Interface dataset entries:
-------

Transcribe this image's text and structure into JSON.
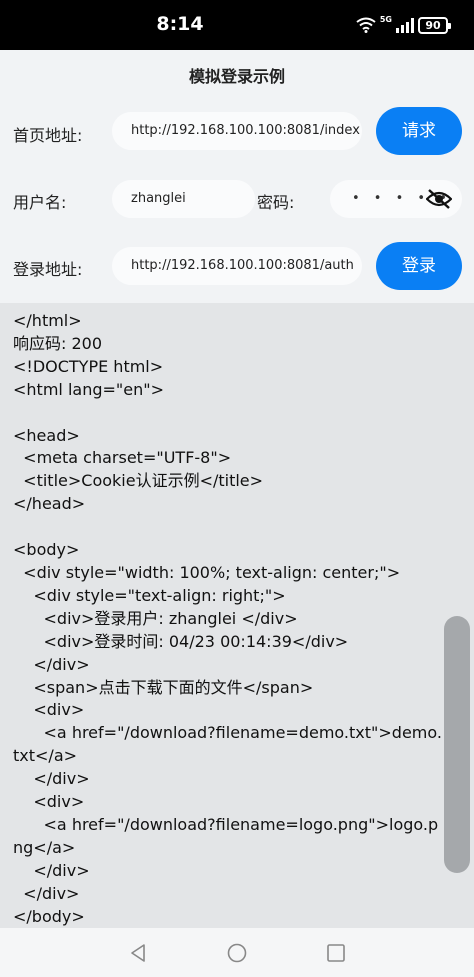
{
  "status_bar": {
    "time": "8:14",
    "network": "5G",
    "battery": "90"
  },
  "header": {
    "title": "模拟登录示例"
  },
  "form": {
    "home_label": "首页地址:",
    "home_url": "http://192.168.100.100:8081/index",
    "request_button": "请求",
    "username_label": "用户名:",
    "username_value": "zhanglei",
    "password_label": "密码:",
    "password_masked": "• • • • • •",
    "login_url_label": "登录地址:",
    "login_url": "http://192.168.100.100:8081/auth",
    "login_button": "登录"
  },
  "response": {
    "content": "</html>\n响应码: 200\n<!DOCTYPE html>\n<html lang=\"en\">\n\n<head>\n  <meta charset=\"UTF-8\">\n  <title>Cookie认证示例</title>\n</head>\n\n<body>\n  <div style=\"width: 100%; text-align: center;\">\n    <div style=\"text-align: right;\">\n      <div>登录用户: zhanglei </div>\n      <div>登录时间: 04/23 00:14:39</div>\n    </div>\n    <span>点击下载下面的文件</span>\n    <div>\n      <a href=\"/download?filename=demo.txt\">demo.txt</a>\n    </div>\n    <div>\n      <a href=\"/download?filename=logo.png\">logo.png</a>\n    </div>\n  </div>\n</body>"
  },
  "nav_bar": {
    "icons": [
      "back-icon",
      "home-icon",
      "recent-apps-icon"
    ]
  },
  "colors": {
    "accent": "#0a7ff4",
    "background": "#f1f3f5",
    "response_bg": "#e3e5e7"
  }
}
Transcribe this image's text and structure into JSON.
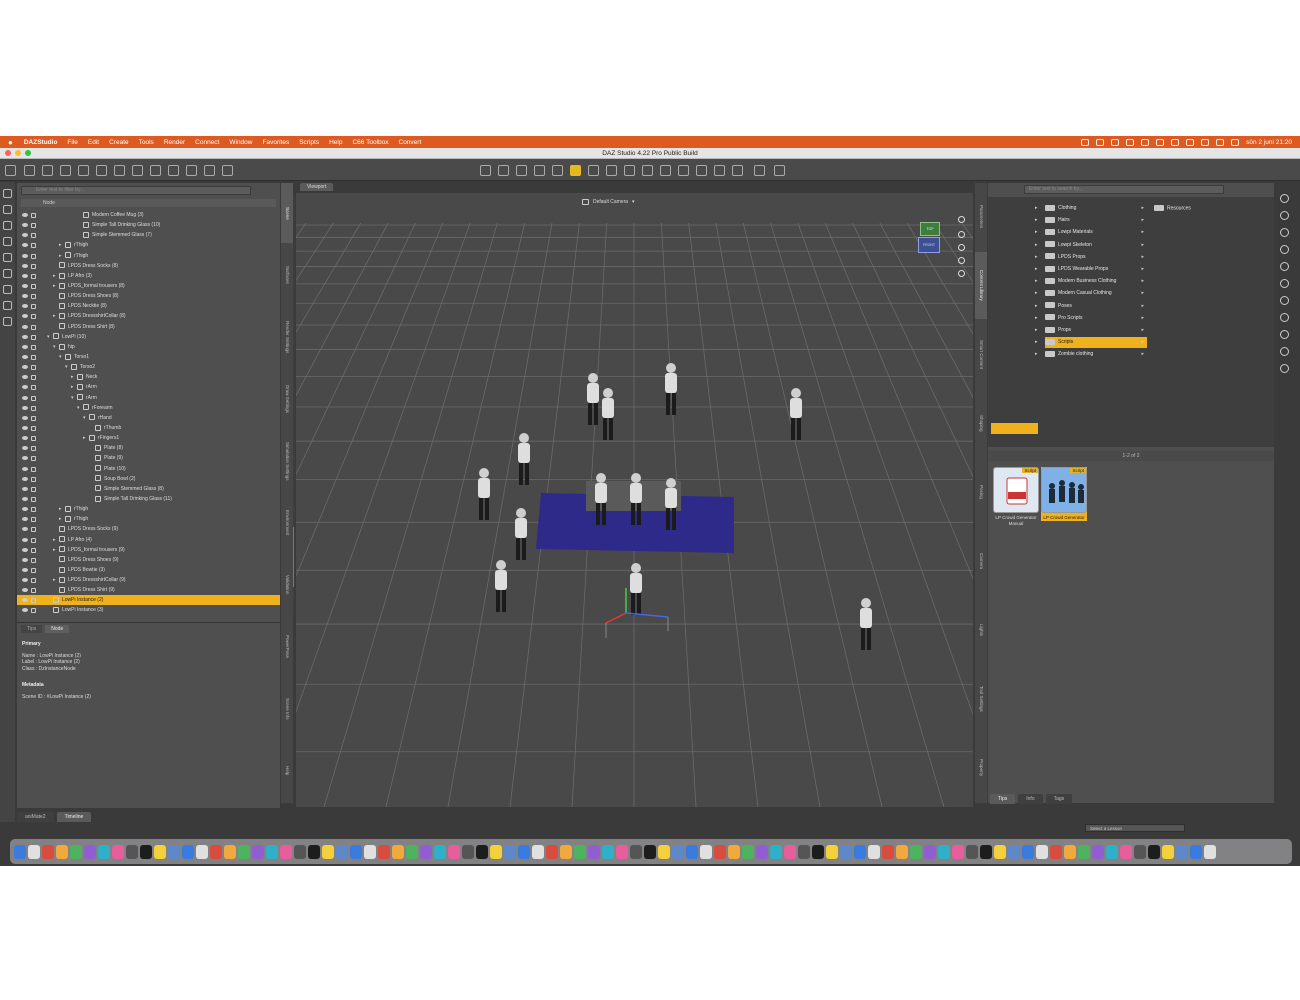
{
  "menubar": {
    "app": "DAZStudio",
    "items": [
      "File",
      "Edit",
      "Create",
      "Tools",
      "Render",
      "Connect",
      "Window",
      "Favorites",
      "Scripts",
      "Help",
      "C66 Toolbox",
      "Convert"
    ],
    "clock": "sön 2 juni 21:20"
  },
  "window": {
    "title": "DAZ Studio 4.22 Pro Public Build"
  },
  "scene": {
    "search_placeholder": "Enter text to filter by...",
    "column_header": "Node",
    "nodes": [
      {
        "label": "Modern Coffee Mug (3)",
        "depth": 6,
        "arrow": "",
        "selected": false
      },
      {
        "label": "Simple Tall Drinking Glass (10)",
        "depth": 6,
        "arrow": "",
        "selected": false
      },
      {
        "label": "Simple Stemmed Glass (7)",
        "depth": 6,
        "arrow": "",
        "selected": false
      },
      {
        "label": "rThigh",
        "depth": 3,
        "arrow": "▸",
        "selected": false
      },
      {
        "label": "rThigh",
        "depth": 3,
        "arrow": "▸",
        "selected": false
      },
      {
        "label": "LPDS Dress Socks (8)",
        "depth": 2,
        "arrow": "",
        "selected": false
      },
      {
        "label": "LP Afro (3)",
        "depth": 2,
        "arrow": "▸",
        "selected": false
      },
      {
        "label": "LPDS_formal trousers (8)",
        "depth": 2,
        "arrow": "▸",
        "selected": false
      },
      {
        "label": "LPDS Dress Shoes (8)",
        "depth": 2,
        "arrow": "",
        "selected": false
      },
      {
        "label": "LPDS Necktie (8)",
        "depth": 2,
        "arrow": "",
        "selected": false
      },
      {
        "label": "LPDS DressshirtCollar (8)",
        "depth": 2,
        "arrow": "▸",
        "selected": false
      },
      {
        "label": "LPDS Dress Shirt (8)",
        "depth": 2,
        "arrow": "",
        "selected": false
      },
      {
        "label": "LowPi (10)",
        "depth": 1,
        "arrow": "▾",
        "selected": false
      },
      {
        "label": "hip",
        "depth": 2,
        "arrow": "▾",
        "selected": false
      },
      {
        "label": "Torso1",
        "depth": 3,
        "arrow": "▾",
        "selected": false
      },
      {
        "label": "Torso2",
        "depth": 4,
        "arrow": "▾",
        "selected": false
      },
      {
        "label": "Neck",
        "depth": 5,
        "arrow": "▸",
        "selected": false
      },
      {
        "label": "rArm",
        "depth": 5,
        "arrow": "▸",
        "selected": false
      },
      {
        "label": "rArm",
        "depth": 5,
        "arrow": "▾",
        "selected": false
      },
      {
        "label": "rForearm",
        "depth": 6,
        "arrow": "▾",
        "selected": false
      },
      {
        "label": "rHand",
        "depth": 7,
        "arrow": "▾",
        "selected": false
      },
      {
        "label": "rThumb",
        "depth": 8,
        "arrow": "",
        "selected": false
      },
      {
        "label": "rFingers1",
        "depth": 7,
        "arrow": "▸",
        "selected": false
      },
      {
        "label": "Plate (8)",
        "depth": 8,
        "arrow": "",
        "selected": false
      },
      {
        "label": "Plate (9)",
        "depth": 8,
        "arrow": "",
        "selected": false
      },
      {
        "label": "Plate (10)",
        "depth": 8,
        "arrow": "",
        "selected": false
      },
      {
        "label": "Soup Bowl (2)",
        "depth": 8,
        "arrow": "",
        "selected": false
      },
      {
        "label": "Simple Stemmed Glass (8)",
        "depth": 8,
        "arrow": "",
        "selected": false
      },
      {
        "label": "Simple Tall Drinking Glass (11)",
        "depth": 8,
        "arrow": "",
        "selected": false
      },
      {
        "label": "rThigh",
        "depth": 3,
        "arrow": "▸",
        "selected": false
      },
      {
        "label": "rThigh",
        "depth": 3,
        "arrow": "▸",
        "selected": false
      },
      {
        "label": "LPDS Dress Socks (9)",
        "depth": 2,
        "arrow": "",
        "selected": false
      },
      {
        "label": "LP Afro (4)",
        "depth": 2,
        "arrow": "▸",
        "selected": false
      },
      {
        "label": "LPDS_formal trousers (9)",
        "depth": 2,
        "arrow": "▸",
        "selected": false
      },
      {
        "label": "LPDS Dress Shoes (9)",
        "depth": 2,
        "arrow": "",
        "selected": false
      },
      {
        "label": "LPDS Bowtie (3)",
        "depth": 2,
        "arrow": "",
        "selected": false
      },
      {
        "label": "LPDS DressshirtCollar (9)",
        "depth": 2,
        "arrow": "▸",
        "selected": false
      },
      {
        "label": "LPDS Dress Shirt (9)",
        "depth": 2,
        "arrow": "",
        "selected": false
      },
      {
        "label": "LowPi Instance (2)",
        "depth": 1,
        "arrow": "",
        "selected": true
      },
      {
        "label": "LowPi Instance (3)",
        "depth": 1,
        "arrow": "",
        "selected": false
      }
    ]
  },
  "param": {
    "tabs": [
      "Tips",
      "Node"
    ],
    "active_tab": "Node",
    "primary_heading": "Primary",
    "name_line": "Name : LowPi Instance (2)",
    "label_line": "Label : LowPi Instance (2)",
    "class_line": "Class : DzInstanceNode",
    "metadata_heading": "Metadata",
    "scene_id_line": "Scene ID : #LowPi Instance (2)"
  },
  "bottom_tabs": [
    "aniMate2",
    "Timeline"
  ],
  "bottom_right_select": "Select a Lesson",
  "left_vtabs": [
    "Scene",
    "Surfaces",
    "Render Settings",
    "Draw Settings",
    "Simulation Settings",
    "Environment",
    "Validation",
    "PowerPose",
    "Scene Info",
    "Help"
  ],
  "viewport": {
    "tab": "Viewport",
    "camera": "Default Camera",
    "cube_top": "TOP",
    "cube_front": "FRONT"
  },
  "right_vtabs": [
    "Parameters",
    "Content Library",
    "Smart Content",
    "Shaping",
    "Posing",
    "Camera",
    "Lights",
    "Tool Settings",
    "Property"
  ],
  "library": {
    "search_placeholder": "Enter text to search by...",
    "folders": [
      "Clothing",
      "Hairs",
      "Lowpi Materials",
      "Lowpi Skeleton",
      "LPDS Props",
      "LPDS Wearable Props",
      "Modern Business Clothing",
      "Modern Casual Clothing",
      "Poses",
      "Pro Scripts",
      "Props",
      "Scripts",
      "Zombie clothing"
    ],
    "selected_folder": "Scripts",
    "resources_label": "Resources",
    "pager": "1-2 of 2",
    "tiles": [
      {
        "badge": "Script",
        "caption": "LP Crowd Generator Manual",
        "selected": false
      },
      {
        "badge": "Script",
        "caption": "LP Crowd Generator",
        "selected": true
      }
    ],
    "bottom_tabs": [
      "Tips",
      "Info",
      "Tags"
    ]
  }
}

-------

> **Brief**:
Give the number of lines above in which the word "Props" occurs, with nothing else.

> **Exercise output**:
3